▸ **YOUR OBJECTIVE**
Because the entries hold pictures, reproduce only their words, exactly as written.

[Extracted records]
========================================================================
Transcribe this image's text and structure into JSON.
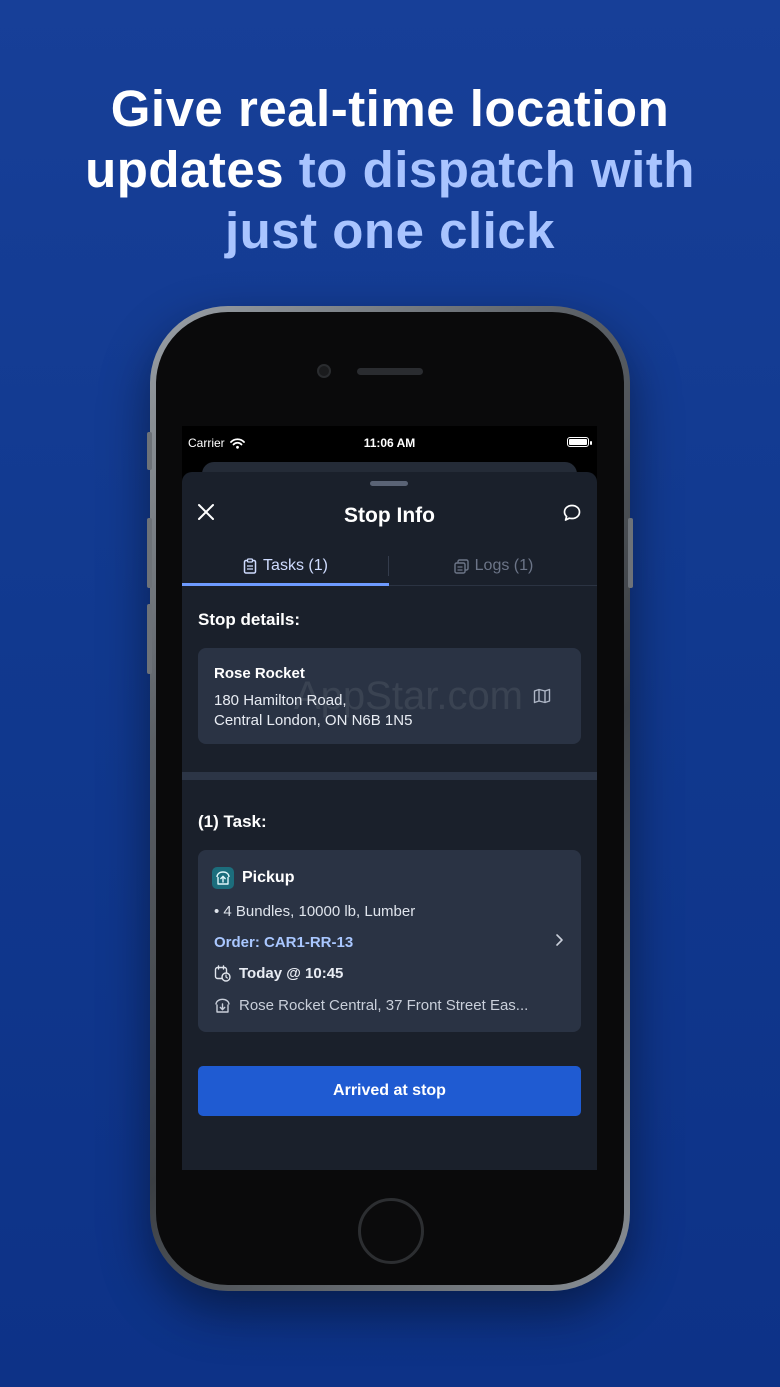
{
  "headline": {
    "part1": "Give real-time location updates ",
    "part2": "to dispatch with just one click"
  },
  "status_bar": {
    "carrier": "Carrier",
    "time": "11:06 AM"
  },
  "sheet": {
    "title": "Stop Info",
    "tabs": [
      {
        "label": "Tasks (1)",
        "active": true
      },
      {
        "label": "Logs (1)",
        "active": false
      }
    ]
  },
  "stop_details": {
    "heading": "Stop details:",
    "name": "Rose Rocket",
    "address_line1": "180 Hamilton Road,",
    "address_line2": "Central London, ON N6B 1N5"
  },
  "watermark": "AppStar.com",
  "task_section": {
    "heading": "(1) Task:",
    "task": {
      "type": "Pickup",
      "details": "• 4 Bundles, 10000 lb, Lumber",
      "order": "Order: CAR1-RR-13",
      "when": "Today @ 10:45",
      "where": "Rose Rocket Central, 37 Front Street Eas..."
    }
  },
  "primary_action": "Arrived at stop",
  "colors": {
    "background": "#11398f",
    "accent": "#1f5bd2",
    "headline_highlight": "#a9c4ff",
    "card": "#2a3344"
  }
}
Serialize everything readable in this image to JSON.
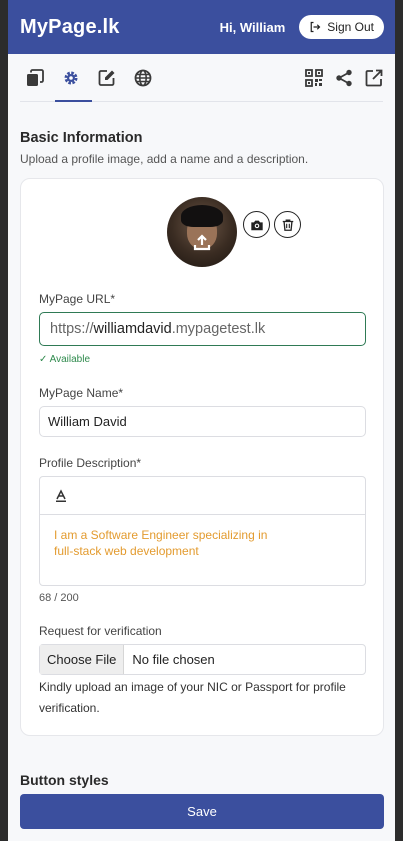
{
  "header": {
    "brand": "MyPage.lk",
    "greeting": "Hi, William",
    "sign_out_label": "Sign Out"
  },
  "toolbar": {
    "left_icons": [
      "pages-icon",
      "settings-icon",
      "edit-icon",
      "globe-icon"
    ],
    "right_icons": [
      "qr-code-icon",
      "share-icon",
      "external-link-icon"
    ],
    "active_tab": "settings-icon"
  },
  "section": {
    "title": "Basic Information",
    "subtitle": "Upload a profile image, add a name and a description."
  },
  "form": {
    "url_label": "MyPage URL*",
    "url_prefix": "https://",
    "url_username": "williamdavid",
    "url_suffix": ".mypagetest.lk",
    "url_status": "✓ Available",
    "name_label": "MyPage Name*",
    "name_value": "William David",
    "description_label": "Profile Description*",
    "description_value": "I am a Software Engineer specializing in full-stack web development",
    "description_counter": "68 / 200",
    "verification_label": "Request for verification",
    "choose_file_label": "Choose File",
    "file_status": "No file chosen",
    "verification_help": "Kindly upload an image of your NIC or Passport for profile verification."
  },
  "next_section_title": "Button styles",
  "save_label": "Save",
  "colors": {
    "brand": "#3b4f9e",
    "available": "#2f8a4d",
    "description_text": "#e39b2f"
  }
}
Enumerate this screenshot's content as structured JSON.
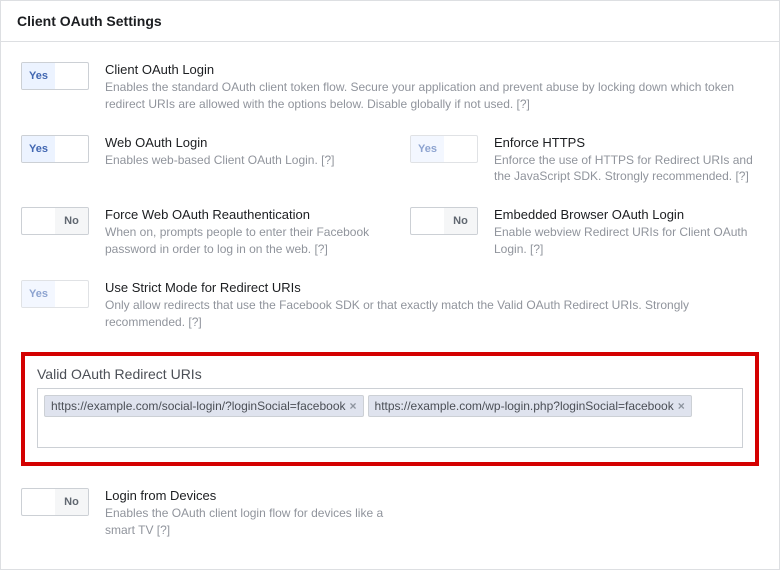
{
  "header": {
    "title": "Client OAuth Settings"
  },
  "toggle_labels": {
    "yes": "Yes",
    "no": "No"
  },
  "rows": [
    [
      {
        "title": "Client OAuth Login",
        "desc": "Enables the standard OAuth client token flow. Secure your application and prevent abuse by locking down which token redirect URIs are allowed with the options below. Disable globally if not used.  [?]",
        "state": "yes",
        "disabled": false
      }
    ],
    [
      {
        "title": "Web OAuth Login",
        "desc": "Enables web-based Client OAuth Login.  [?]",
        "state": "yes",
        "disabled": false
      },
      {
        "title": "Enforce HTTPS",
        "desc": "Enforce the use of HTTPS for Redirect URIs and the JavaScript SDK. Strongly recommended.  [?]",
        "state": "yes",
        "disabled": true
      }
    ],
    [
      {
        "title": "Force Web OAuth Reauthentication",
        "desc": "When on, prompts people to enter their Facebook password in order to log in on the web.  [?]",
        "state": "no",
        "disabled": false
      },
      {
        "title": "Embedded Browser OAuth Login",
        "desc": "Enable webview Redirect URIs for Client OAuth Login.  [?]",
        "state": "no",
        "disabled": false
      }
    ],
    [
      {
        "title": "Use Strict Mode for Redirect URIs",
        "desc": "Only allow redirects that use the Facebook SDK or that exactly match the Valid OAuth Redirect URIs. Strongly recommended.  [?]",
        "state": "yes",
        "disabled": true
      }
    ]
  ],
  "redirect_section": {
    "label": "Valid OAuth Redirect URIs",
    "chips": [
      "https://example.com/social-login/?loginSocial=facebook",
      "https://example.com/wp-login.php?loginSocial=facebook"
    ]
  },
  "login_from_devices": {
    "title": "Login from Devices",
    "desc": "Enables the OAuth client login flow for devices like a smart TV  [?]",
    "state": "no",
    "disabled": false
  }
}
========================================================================
▸ **REPLY**
Transcribe this image's text and structure into JSON.
{
  "headline": {
    "part1": "Give real-time location updates ",
    "part2": "to dispatch with just one click"
  },
  "status_bar": {
    "carrier": "Carrier",
    "time": "11:06 AM"
  },
  "sheet": {
    "title": "Stop Info",
    "tabs": [
      {
        "label": "Tasks (1)",
        "active": true
      },
      {
        "label": "Logs (1)",
        "active": false
      }
    ]
  },
  "stop_details": {
    "heading": "Stop details:",
    "name": "Rose Rocket",
    "address_line1": "180 Hamilton Road,",
    "address_line2": "Central London, ON N6B 1N5"
  },
  "watermark": "AppStar.com",
  "task_section": {
    "heading": "(1) Task:",
    "task": {
      "type": "Pickup",
      "details": "• 4 Bundles, 10000 lb, Lumber",
      "order": "Order: CAR1-RR-13",
      "when": "Today @ 10:45",
      "where": "Rose Rocket Central, 37 Front Street Eas..."
    }
  },
  "primary_action": "Arrived at stop",
  "colors": {
    "background": "#11398f",
    "accent": "#1f5bd2",
    "headline_highlight": "#a9c4ff",
    "card": "#2a3344"
  }
}
Serialize everything readable in this image to JSON.
{
  "header": {
    "brand": "MyPage.lk",
    "greeting": "Hi, William",
    "sign_out_label": "Sign Out"
  },
  "toolbar": {
    "left_icons": [
      "pages-icon",
      "settings-icon",
      "edit-icon",
      "globe-icon"
    ],
    "right_icons": [
      "qr-code-icon",
      "share-icon",
      "external-link-icon"
    ],
    "active_tab": "settings-icon"
  },
  "section": {
    "title": "Basic Information",
    "subtitle": "Upload a profile image, add a name and a description."
  },
  "form": {
    "url_label": "MyPage URL*",
    "url_prefix": "https://",
    "url_username": "williamdavid",
    "url_suffix": ".mypagetest.lk",
    "url_status": "✓ Available",
    "name_label": "MyPage Name*",
    "name_value": "William David",
    "description_label": "Profile Description*",
    "description_value": "I am a Software Engineer specializing in full-stack web development",
    "description_counter": "68 / 200",
    "verification_label": "Request for verification",
    "choose_file_label": "Choose File",
    "file_status": "No file chosen",
    "verification_help": "Kindly upload an image of your NIC or Passport for profile verification."
  },
  "next_section_title": "Button styles",
  "save_label": "Save",
  "colors": {
    "brand": "#3b4f9e",
    "available": "#2f8a4d",
    "description_text": "#e39b2f"
  }
}
Enumerate this screenshot's content as structured JSON.
{
  "header": {
    "title": "Client OAuth Settings"
  },
  "toggle_labels": {
    "yes": "Yes",
    "no": "No"
  },
  "rows": [
    [
      {
        "title": "Client OAuth Login",
        "desc": "Enables the standard OAuth client token flow. Secure your application and prevent abuse by locking down which token redirect URIs are allowed with the options below. Disable globally if not used.  [?]",
        "state": "yes",
        "disabled": false
      }
    ],
    [
      {
        "title": "Web OAuth Login",
        "desc": "Enables web-based Client OAuth Login.  [?]",
        "state": "yes",
        "disabled": false
      },
      {
        "title": "Enforce HTTPS",
        "desc": "Enforce the use of HTTPS for Redirect URIs and the JavaScript SDK. Strongly recommended.  [?]",
        "state": "yes",
        "disabled": true
      }
    ],
    [
      {
        "title": "Force Web OAuth Reauthentication",
        "desc": "When on, prompts people to enter their Facebook password in order to log in on the web.  [?]",
        "state": "no",
        "disabled": false
      },
      {
        "title": "Embedded Browser OAuth Login",
        "desc": "Enable webview Redirect URIs for Client OAuth Login.  [?]",
        "state": "no",
        "disabled": false
      }
    ],
    [
      {
        "title": "Use Strict Mode for Redirect URIs",
        "desc": "Only allow redirects that use the Facebook SDK or that exactly match the Valid OAuth Redirect URIs. Strongly recommended.  [?]",
        "state": "yes",
        "disabled": true
      }
    ]
  ],
  "redirect_section": {
    "label": "Valid OAuth Redirect URIs",
    "chips": [
      "https://example.com/social-login/?loginSocial=facebook",
      "https://example.com/wp-login.php?loginSocial=facebook"
    ]
  },
  "login_from_devices": {
    "title": "Login from Devices",
    "desc": "Enables the OAuth client login flow for devices like a smart TV  [?]",
    "state": "no",
    "disabled": false
  }
}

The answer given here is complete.